Interzone 262 cover

Interzone #262 is out!

“This issue includes my review of Haikasoru’s Hanzai Japan, a collection I thoroughly enjoyed. It’s variable, as are many anthologies, but its breadth and variety elevate it.”

Star Wars: The Force Awakens still

Review: Star Wars: The Force Awakens

It’s a sad truism of writing today that the less something needs writing about, the more writing there will be on it. Major pop-cultural events like the release of a new Star Wars film are relentlessly covered, from pre-release promotional puffery to post-release criticism. The reason for this is as simple as could be: people want to read about things they care about, even if what they end up reading tells them nothing new or of substance. And so this writing is produced: publications and websites want readers because readers mean revenue, and even non-commercial writers want readers because readers are often their primary means of validation. For all such parties, it feels good to feel part of a conversation.

With that in mind, here’s a short review of the new Star Wars film!

Twelve Tomorrows 2014 cover

Review: Twelve Tomorrows, ed. Bruce Sterling

Bruce Sterling needs little introduction and nor does the Massachusetts Institute of Technology. Twelve Tomorrows, perhaps, does.

Interzone 260 cover clip

Occasionally I do actually write things

I’ve been absolutely terrible lately at bigging up any of the writing I’ve been doing. Fortunately, I have genuinely exciting news! Time to grab the doldrums by the metaphorical shoulders, fling them into the seat of a jalopy and kick it down the hill, all the while screaming “SOMETHING IS HAPPENING”.

Dreaming Void cover

I read the Void trilogy & all I got was this creepy feeling

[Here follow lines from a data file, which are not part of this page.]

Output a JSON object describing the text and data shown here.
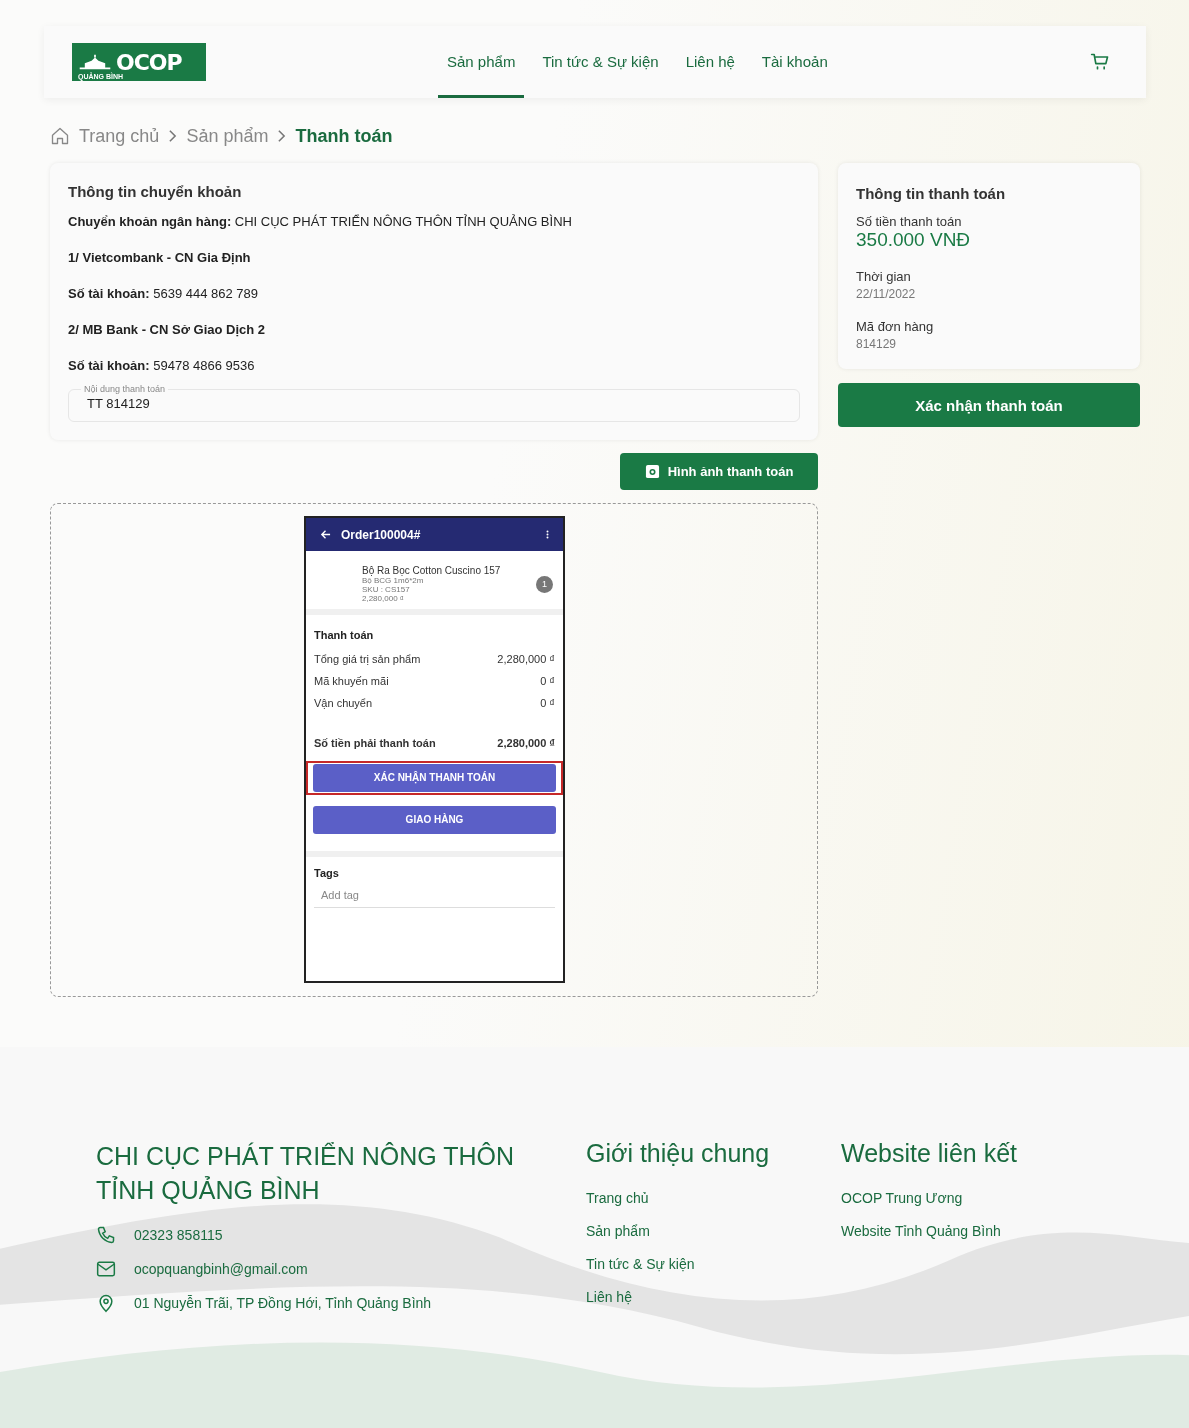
{
  "header": {
    "logo": {
      "text": "OCOP",
      "subtext": "QUẢNG BÌNH"
    },
    "nav": [
      {
        "label": "Sản phẩm",
        "selected": true
      },
      {
        "label": "Tin tức & Sự kiện",
        "selected": false
      },
      {
        "label": "Liên hệ",
        "selected": false
      },
      {
        "label": "Tài khoản",
        "selected": false
      }
    ]
  },
  "breadcrumb": [
    {
      "label": "Trang chủ",
      "current": false
    },
    {
      "label": "Sản phẩm",
      "current": false
    },
    {
      "label": "Thanh toán",
      "current": true
    }
  ],
  "transfer_info": {
    "title": "Thông tin chuyển khoản",
    "lines": [
      {
        "kind": "detail",
        "label": "Chuyển khoản ngân hàng:",
        "value": "CHI CỤC PHÁT TRIỂN NÔNG THÔN TỈNH QUẢNG BÌNH"
      },
      {
        "kind": "heading",
        "label": "1/ Vietcombank - CN Gia Định"
      },
      {
        "kind": "detail",
        "label": "Số tài khoản:",
        "value": "5639 444 862 789"
      },
      {
        "kind": "heading",
        "label": "2/ MB Bank - CN Sở Giao Dịch 2"
      },
      {
        "kind": "detail",
        "label": "Số tài khoản:",
        "value": "59478 4866 9536"
      }
    ],
    "field": {
      "label": "Nội dung thanh toán",
      "value": "TT 814129"
    }
  },
  "upload_button": "Hình ảnh thanh toán",
  "payment_screenshot": {
    "app_bar_title": "Order100004#",
    "product": {
      "name": "Bộ Ra Bọc Cotton Cuscino 157",
      "variant": "Bộ BCG 1m6*2m",
      "sku": "SKU : CS157",
      "price": "2,280,000 ₫",
      "quantity": "1"
    },
    "section_title": "Thanh toán",
    "rows": [
      {
        "label": "Tổng giá trị sản phẩm",
        "value": "2,280,000 ₫"
      },
      {
        "label": "Mã khuyến mãi",
        "value": "0 ₫"
      },
      {
        "label": "Vận chuyển",
        "value": "0 ₫"
      }
    ],
    "total": {
      "label": "Số tiền phải thanh toán",
      "value": "2,280,000 ₫"
    },
    "buttons": [
      {
        "label": "XÁC NHẬN THANH TOÁN",
        "highlighted": true
      },
      {
        "label": "GIAO HÀNG",
        "highlighted": false
      }
    ],
    "tags_title": "Tags",
    "tag_placeholder": "Add tag"
  },
  "payment_summary": {
    "title": "Thông tin thanh toán",
    "amount_label": "Số tiền thanh toán",
    "amount": "350.000 VNĐ",
    "items": [
      {
        "label": "Thời gian",
        "value": "22/11/2022"
      },
      {
        "label": "Mã đơn hàng",
        "value": "814129"
      }
    ],
    "confirm_button": "Xác nhận thanh toán"
  },
  "footer": {
    "org_name": "CHI CỤC PHÁT TRIỂN NÔNG THÔN TỈNH QUẢNG BÌNH",
    "contacts": [
      {
        "kind": "phone",
        "text": "02323 858115"
      },
      {
        "kind": "email",
        "text": "ocopquangbinh@gmail.com"
      },
      {
        "kind": "address",
        "text": "01 Nguyễn Trãi, TP Đồng Hới, Tỉnh Quảng Bình"
      }
    ],
    "columns": [
      {
        "title": "Giới thiệu chung",
        "links": [
          "Trang chủ",
          "Sản phẩm",
          "Tin tức & Sự kiện",
          "Liên hệ"
        ]
      },
      {
        "title": "Website liên kết",
        "links": [
          "OCOP Trung Ương",
          "Website Tỉnh Quảng Bình"
        ]
      }
    ]
  }
}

“…when reading fat skiffy trilogies you have to expect a certain degree of padding, so it’d be churlish of me to complain about an author including lots of sex alongside lots of pew-pew space fighting if that’s what he’s decided is cool. Where it becomes a problem for me is where sexual objectification pours off the page by the gallon, and it’s all astonishingly one-sided. I have, entirely unironically, described the Void trilogy to friends as Male Gaze: The Space Opera.”